═════ Data for this exercise
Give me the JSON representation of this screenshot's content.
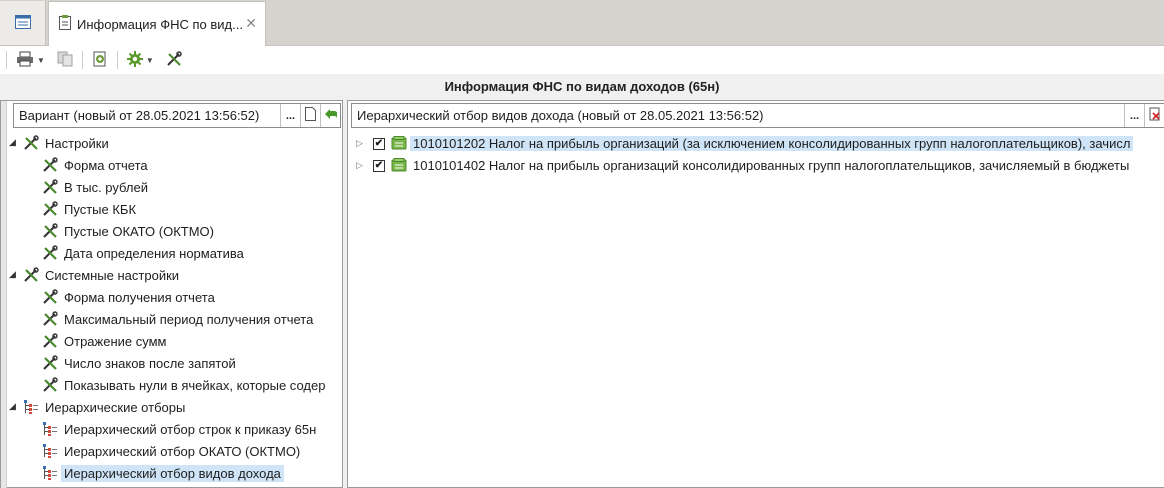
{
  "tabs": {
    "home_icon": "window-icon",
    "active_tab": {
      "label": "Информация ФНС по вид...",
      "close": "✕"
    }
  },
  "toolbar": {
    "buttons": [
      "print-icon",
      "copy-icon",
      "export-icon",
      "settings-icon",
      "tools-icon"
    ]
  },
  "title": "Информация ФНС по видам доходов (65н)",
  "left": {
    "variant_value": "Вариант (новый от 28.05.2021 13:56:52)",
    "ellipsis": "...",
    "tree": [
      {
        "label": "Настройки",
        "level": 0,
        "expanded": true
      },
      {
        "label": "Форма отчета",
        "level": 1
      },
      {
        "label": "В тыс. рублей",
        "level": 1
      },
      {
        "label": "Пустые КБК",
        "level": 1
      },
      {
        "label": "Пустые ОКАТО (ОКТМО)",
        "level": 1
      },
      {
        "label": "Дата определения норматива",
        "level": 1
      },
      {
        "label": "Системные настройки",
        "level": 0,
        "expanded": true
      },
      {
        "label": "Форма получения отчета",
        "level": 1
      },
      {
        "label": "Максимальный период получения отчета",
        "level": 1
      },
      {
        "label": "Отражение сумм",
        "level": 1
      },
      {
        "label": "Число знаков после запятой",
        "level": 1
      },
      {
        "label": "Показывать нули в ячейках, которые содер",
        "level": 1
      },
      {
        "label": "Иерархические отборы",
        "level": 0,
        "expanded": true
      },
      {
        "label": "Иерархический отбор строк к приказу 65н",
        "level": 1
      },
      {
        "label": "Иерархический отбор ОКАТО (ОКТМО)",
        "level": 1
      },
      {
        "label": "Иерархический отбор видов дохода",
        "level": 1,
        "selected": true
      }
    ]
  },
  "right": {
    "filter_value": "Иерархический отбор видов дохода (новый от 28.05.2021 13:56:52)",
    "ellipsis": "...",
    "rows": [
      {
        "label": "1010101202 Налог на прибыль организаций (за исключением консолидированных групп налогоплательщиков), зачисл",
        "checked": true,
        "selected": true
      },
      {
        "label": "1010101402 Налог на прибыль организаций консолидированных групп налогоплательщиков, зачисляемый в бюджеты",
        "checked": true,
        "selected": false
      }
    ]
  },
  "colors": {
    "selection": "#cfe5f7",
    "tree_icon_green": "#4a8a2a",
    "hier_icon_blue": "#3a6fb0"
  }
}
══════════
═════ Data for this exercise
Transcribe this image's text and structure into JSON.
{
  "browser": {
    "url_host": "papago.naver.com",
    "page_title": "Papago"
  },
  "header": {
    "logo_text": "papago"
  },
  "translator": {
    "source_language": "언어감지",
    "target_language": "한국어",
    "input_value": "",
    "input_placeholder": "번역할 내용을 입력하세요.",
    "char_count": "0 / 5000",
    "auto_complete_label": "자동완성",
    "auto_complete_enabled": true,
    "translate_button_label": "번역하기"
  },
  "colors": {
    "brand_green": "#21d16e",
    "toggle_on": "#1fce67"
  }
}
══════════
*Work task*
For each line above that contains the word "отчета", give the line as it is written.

*Expected output*
        "label": "Форма отчета",
        "label": "Форма получения отчета",
        "label": "Максимальный период получения отчета",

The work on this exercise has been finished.